China begins sharing hydrological data for Sutlej with India
A major tributary of the Indus, Sutlej river originates in Tibet and enters India through Himachal Pradesh
Nearly 10 days before its scheduled date, China has initiated the process of sharing hydrological data for the Sutlej river with India, an annual practice during the monsoon which is crucial for generating information on floods in north India, officials said on Friday.
According to an agreement signed between the two countries, China shares hydrological data of the Bramhaputra and Sutlej rivers with India from May 15 and June 1, respectively, until the end of October.
For the Sutlej river, known as Langqen Zangbod in China, data is shared from a station at Tsada, the officials said.

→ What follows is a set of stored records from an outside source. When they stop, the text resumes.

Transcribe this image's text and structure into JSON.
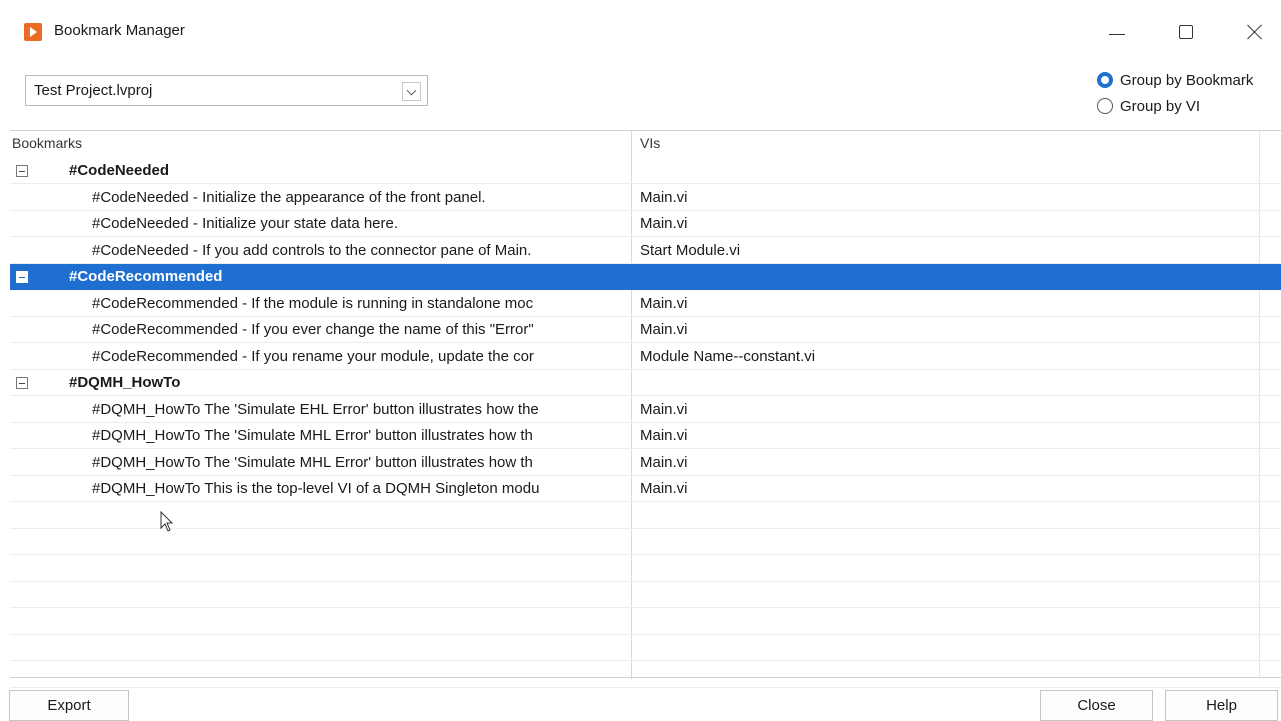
{
  "window": {
    "title": "Bookmark Manager"
  },
  "project_selector": {
    "value": "Test Project.lvproj"
  },
  "grouping": {
    "by_bookmark": "Group by Bookmark",
    "by_vi": "Group by VI",
    "selected": "by_bookmark"
  },
  "table": {
    "headers": {
      "bookmarks": "Bookmarks",
      "vis": "VIs"
    },
    "rows": [
      {
        "type": "group",
        "bookmark": "#CodeNeeded",
        "vi": ""
      },
      {
        "type": "item",
        "bookmark": "#CodeNeeded - Initialize the appearance of the front panel.",
        "vi": "Main.vi"
      },
      {
        "type": "item",
        "bookmark": "#CodeNeeded - Initialize your state data here.",
        "vi": "Main.vi"
      },
      {
        "type": "item",
        "bookmark": "#CodeNeeded - If you add controls to the connector pane of Main.",
        "vi": "Start Module.vi"
      },
      {
        "type": "group",
        "bookmark": "#CodeRecommended",
        "vi": "",
        "selected": true
      },
      {
        "type": "item",
        "bookmark": "#CodeRecommended - If the module is running in standalone moc",
        "vi": "Main.vi"
      },
      {
        "type": "item",
        "bookmark": "#CodeRecommended - If you ever change the name of this \"Error\"",
        "vi": "Main.vi"
      },
      {
        "type": "item",
        "bookmark": "#CodeRecommended - If you rename your module, update the cor",
        "vi": "Module Name--constant.vi"
      },
      {
        "type": "group",
        "bookmark": "#DQMH_HowTo",
        "vi": ""
      },
      {
        "type": "item",
        "bookmark": "#DQMH_HowTo The 'Simulate EHL Error' button  illustrates how the",
        "vi": "Main.vi"
      },
      {
        "type": "item",
        "bookmark": "#DQMH_HowTo The 'Simulate MHL Error' button  illustrates how th",
        "vi": "Main.vi"
      },
      {
        "type": "item",
        "bookmark": "#DQMH_HowTo The 'Simulate MHL Error' button  illustrates how th",
        "vi": "Main.vi"
      },
      {
        "type": "item",
        "bookmark": "#DQMH_HowTo This is the top-level VI of a DQMH Singleton modu",
        "vi": "Main.vi"
      }
    ]
  },
  "buttons": {
    "export": "Export",
    "close": "Close",
    "help": "Help"
  },
  "colors": {
    "selection": "#1f6fd0",
    "app_icon": "#ec6b24"
  },
  "icons": {
    "app": "labview-app-icon",
    "minimize": "minimize-icon",
    "maximize": "maximize-icon",
    "close": "close-icon",
    "expander": "collapse-icon",
    "dropdown": "chevron-down-icon"
  }
}
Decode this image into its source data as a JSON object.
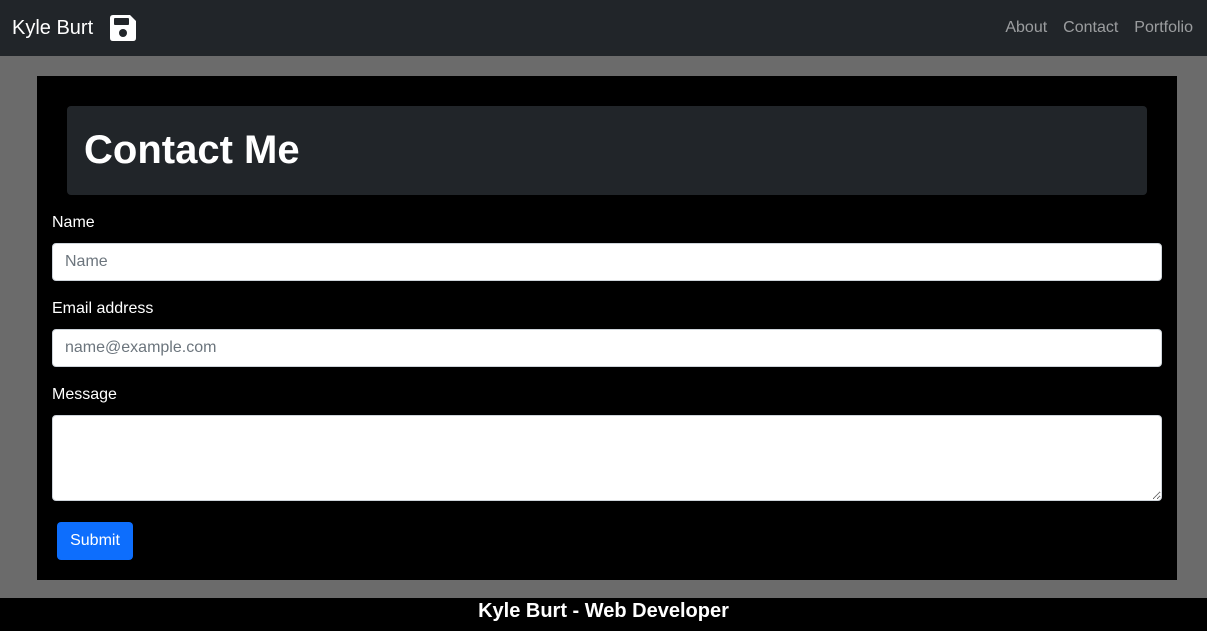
{
  "navbar": {
    "brand": "Kyle Burt",
    "brand_icon": "floppy-disk-icon",
    "links": [
      "About",
      "Contact",
      "Portfolio"
    ]
  },
  "main": {
    "heading": "Contact Me",
    "form": {
      "name_label": "Name",
      "name_placeholder": "Name",
      "email_label": "Email address",
      "email_placeholder": "name@example.com",
      "message_label": "Message",
      "message_value": "",
      "submit_label": "Submit"
    }
  },
  "footer": {
    "text": "Kyle Burt - Web Developer"
  },
  "colors": {
    "navbar_bg": "#212529",
    "page_bg": "#6b6b6b",
    "content_bg": "#000000",
    "accent": "#0d6efd"
  }
}
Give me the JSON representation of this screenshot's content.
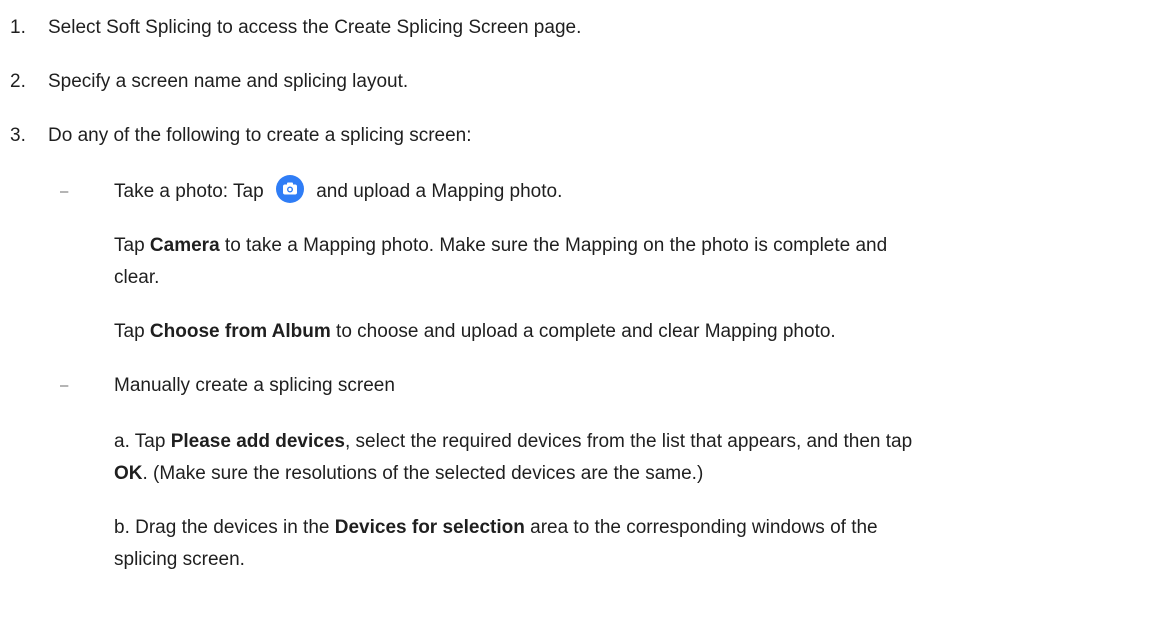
{
  "steps": [
    {
      "number": "1.",
      "text": "Select Soft Splicing to access the Create Splicing Screen page."
    },
    {
      "number": "2.",
      "text": "Specify a screen name and splicing layout."
    },
    {
      "number": "3.",
      "text": "Do any of the following to create a splicing screen:"
    }
  ],
  "bullet_mark": "–",
  "photo_option": {
    "lead": "Take a photo: Tap",
    "icon": "camera-icon",
    "icon_color": "#2f7df6",
    "tail": "and upload a Mapping photo.",
    "camera_para": {
      "pre": "Tap ",
      "bold": "Camera",
      "post_line1": " to take a Mapping photo. Make sure the Mapping on the photo is complete and",
      "line2": "clear."
    },
    "album_para": {
      "pre": "Tap ",
      "bold": "Choose from Album",
      "post": " to choose and upload a complete and clear Mapping photo."
    }
  },
  "manual_option": {
    "title": "Manually create a splicing screen",
    "step_a": {
      "pre": "a. Tap ",
      "bold1": "Please add devices",
      "mid": ", select the required devices from the list that appears, and then tap",
      "bold2": "OK",
      "post": ". (Make sure the resolutions of the selected devices are the same.)"
    },
    "step_b": {
      "pre": "b. Drag the devices in the ",
      "bold": "Devices for selection",
      "post": " area to the corresponding windows of the",
      "line2": "splicing screen."
    }
  }
}
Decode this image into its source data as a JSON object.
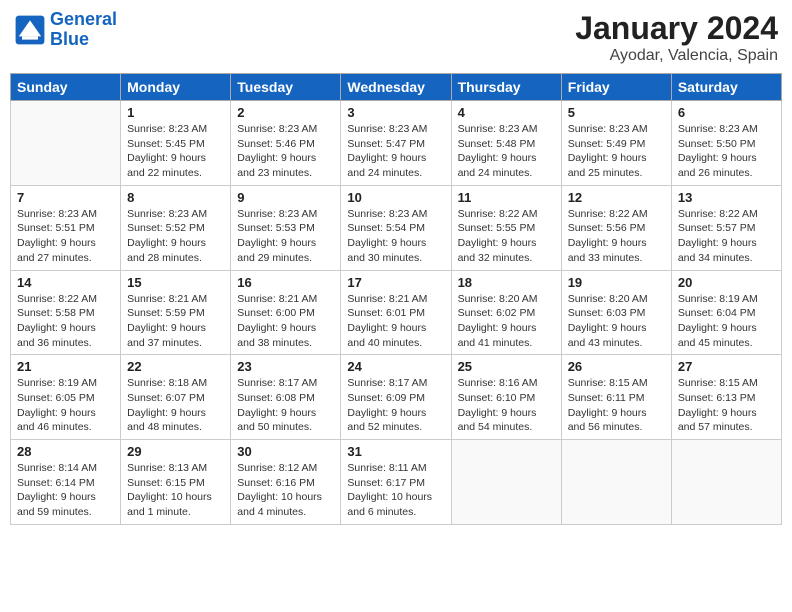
{
  "header": {
    "logo_line1": "General",
    "logo_line2": "Blue",
    "title": "January 2024",
    "subtitle": "Ayodar, Valencia, Spain"
  },
  "weekdays": [
    "Sunday",
    "Monday",
    "Tuesday",
    "Wednesday",
    "Thursday",
    "Friday",
    "Saturday"
  ],
  "weeks": [
    [
      {
        "day": "",
        "sunrise": "",
        "sunset": "",
        "daylight": ""
      },
      {
        "day": "1",
        "sunrise": "Sunrise: 8:23 AM",
        "sunset": "Sunset: 5:45 PM",
        "daylight": "Daylight: 9 hours and 22 minutes."
      },
      {
        "day": "2",
        "sunrise": "Sunrise: 8:23 AM",
        "sunset": "Sunset: 5:46 PM",
        "daylight": "Daylight: 9 hours and 23 minutes."
      },
      {
        "day": "3",
        "sunrise": "Sunrise: 8:23 AM",
        "sunset": "Sunset: 5:47 PM",
        "daylight": "Daylight: 9 hours and 24 minutes."
      },
      {
        "day": "4",
        "sunrise": "Sunrise: 8:23 AM",
        "sunset": "Sunset: 5:48 PM",
        "daylight": "Daylight: 9 hours and 24 minutes."
      },
      {
        "day": "5",
        "sunrise": "Sunrise: 8:23 AM",
        "sunset": "Sunset: 5:49 PM",
        "daylight": "Daylight: 9 hours and 25 minutes."
      },
      {
        "day": "6",
        "sunrise": "Sunrise: 8:23 AM",
        "sunset": "Sunset: 5:50 PM",
        "daylight": "Daylight: 9 hours and 26 minutes."
      }
    ],
    [
      {
        "day": "7",
        "sunrise": "Sunrise: 8:23 AM",
        "sunset": "Sunset: 5:51 PM",
        "daylight": "Daylight: 9 hours and 27 minutes."
      },
      {
        "day": "8",
        "sunrise": "Sunrise: 8:23 AM",
        "sunset": "Sunset: 5:52 PM",
        "daylight": "Daylight: 9 hours and 28 minutes."
      },
      {
        "day": "9",
        "sunrise": "Sunrise: 8:23 AM",
        "sunset": "Sunset: 5:53 PM",
        "daylight": "Daylight: 9 hours and 29 minutes."
      },
      {
        "day": "10",
        "sunrise": "Sunrise: 8:23 AM",
        "sunset": "Sunset: 5:54 PM",
        "daylight": "Daylight: 9 hours and 30 minutes."
      },
      {
        "day": "11",
        "sunrise": "Sunrise: 8:22 AM",
        "sunset": "Sunset: 5:55 PM",
        "daylight": "Daylight: 9 hours and 32 minutes."
      },
      {
        "day": "12",
        "sunrise": "Sunrise: 8:22 AM",
        "sunset": "Sunset: 5:56 PM",
        "daylight": "Daylight: 9 hours and 33 minutes."
      },
      {
        "day": "13",
        "sunrise": "Sunrise: 8:22 AM",
        "sunset": "Sunset: 5:57 PM",
        "daylight": "Daylight: 9 hours and 34 minutes."
      }
    ],
    [
      {
        "day": "14",
        "sunrise": "Sunrise: 8:22 AM",
        "sunset": "Sunset: 5:58 PM",
        "daylight": "Daylight: 9 hours and 36 minutes."
      },
      {
        "day": "15",
        "sunrise": "Sunrise: 8:21 AM",
        "sunset": "Sunset: 5:59 PM",
        "daylight": "Daylight: 9 hours and 37 minutes."
      },
      {
        "day": "16",
        "sunrise": "Sunrise: 8:21 AM",
        "sunset": "Sunset: 6:00 PM",
        "daylight": "Daylight: 9 hours and 38 minutes."
      },
      {
        "day": "17",
        "sunrise": "Sunrise: 8:21 AM",
        "sunset": "Sunset: 6:01 PM",
        "daylight": "Daylight: 9 hours and 40 minutes."
      },
      {
        "day": "18",
        "sunrise": "Sunrise: 8:20 AM",
        "sunset": "Sunset: 6:02 PM",
        "daylight": "Daylight: 9 hours and 41 minutes."
      },
      {
        "day": "19",
        "sunrise": "Sunrise: 8:20 AM",
        "sunset": "Sunset: 6:03 PM",
        "daylight": "Daylight: 9 hours and 43 minutes."
      },
      {
        "day": "20",
        "sunrise": "Sunrise: 8:19 AM",
        "sunset": "Sunset: 6:04 PM",
        "daylight": "Daylight: 9 hours and 45 minutes."
      }
    ],
    [
      {
        "day": "21",
        "sunrise": "Sunrise: 8:19 AM",
        "sunset": "Sunset: 6:05 PM",
        "daylight": "Daylight: 9 hours and 46 minutes."
      },
      {
        "day": "22",
        "sunrise": "Sunrise: 8:18 AM",
        "sunset": "Sunset: 6:07 PM",
        "daylight": "Daylight: 9 hours and 48 minutes."
      },
      {
        "day": "23",
        "sunrise": "Sunrise: 8:17 AM",
        "sunset": "Sunset: 6:08 PM",
        "daylight": "Daylight: 9 hours and 50 minutes."
      },
      {
        "day": "24",
        "sunrise": "Sunrise: 8:17 AM",
        "sunset": "Sunset: 6:09 PM",
        "daylight": "Daylight: 9 hours and 52 minutes."
      },
      {
        "day": "25",
        "sunrise": "Sunrise: 8:16 AM",
        "sunset": "Sunset: 6:10 PM",
        "daylight": "Daylight: 9 hours and 54 minutes."
      },
      {
        "day": "26",
        "sunrise": "Sunrise: 8:15 AM",
        "sunset": "Sunset: 6:11 PM",
        "daylight": "Daylight: 9 hours and 56 minutes."
      },
      {
        "day": "27",
        "sunrise": "Sunrise: 8:15 AM",
        "sunset": "Sunset: 6:13 PM",
        "daylight": "Daylight: 9 hours and 57 minutes."
      }
    ],
    [
      {
        "day": "28",
        "sunrise": "Sunrise: 8:14 AM",
        "sunset": "Sunset: 6:14 PM",
        "daylight": "Daylight: 9 hours and 59 minutes."
      },
      {
        "day": "29",
        "sunrise": "Sunrise: 8:13 AM",
        "sunset": "Sunset: 6:15 PM",
        "daylight": "Daylight: 10 hours and 1 minute."
      },
      {
        "day": "30",
        "sunrise": "Sunrise: 8:12 AM",
        "sunset": "Sunset: 6:16 PM",
        "daylight": "Daylight: 10 hours and 4 minutes."
      },
      {
        "day": "31",
        "sunrise": "Sunrise: 8:11 AM",
        "sunset": "Sunset: 6:17 PM",
        "daylight": "Daylight: 10 hours and 6 minutes."
      },
      {
        "day": "",
        "sunrise": "",
        "sunset": "",
        "daylight": ""
      },
      {
        "day": "",
        "sunrise": "",
        "sunset": "",
        "daylight": ""
      },
      {
        "day": "",
        "sunrise": "",
        "sunset": "",
        "daylight": ""
      }
    ]
  ]
}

The river, a major tributary of the Indus, originates in Tibet and enters India through Himachal Pradesh.
This year, China initiated the process on May 18-19, nearly 10 days before the scheduled date, the officials added.
The development comes amid the recent face-offs between the armies of the two countries at the eastern and northern borders of India.
On Thursday, India had said that the Chinese military was hindering normal patrolling by its troops along the Line of Actual Control in Ladakh and Sikkim. It also strongly refuted China’s contention that the escalating tension between the two armies was triggered by trespassing of Indian forces across the Chinese side.
Around 250 Indian and Chinese army personnel clashed with iron rods, sticks, and even resorted to stone-pelting in Pangong Tso area in Eastern Ladakh on May 5. Four days later, there was a similar face-off near Naku La Pass in North Sikkim.
The data is crucial for India for generating flood-related information in north and northeast India, the officials said.
Prior to the sharing of data, both sides check whether the existing data sharing systems are working fine. Accordingly, China sends a test mail with data that has to be acknowledged by India, signifying that the communication line is working fine.
But this usually happens two to three days before the actual data sharing begins, the officials said. Data sharing for the Brahmaputra river started from May 15.
In 2017, China had stopped sharing the data citing that the hydrological data gathering sites were washed away due to floods. It also coincided with the 73-day Doklam stand-off between the two neighbours that took place during the peak monsoon period.
Courtesy: Daily Excelsior.com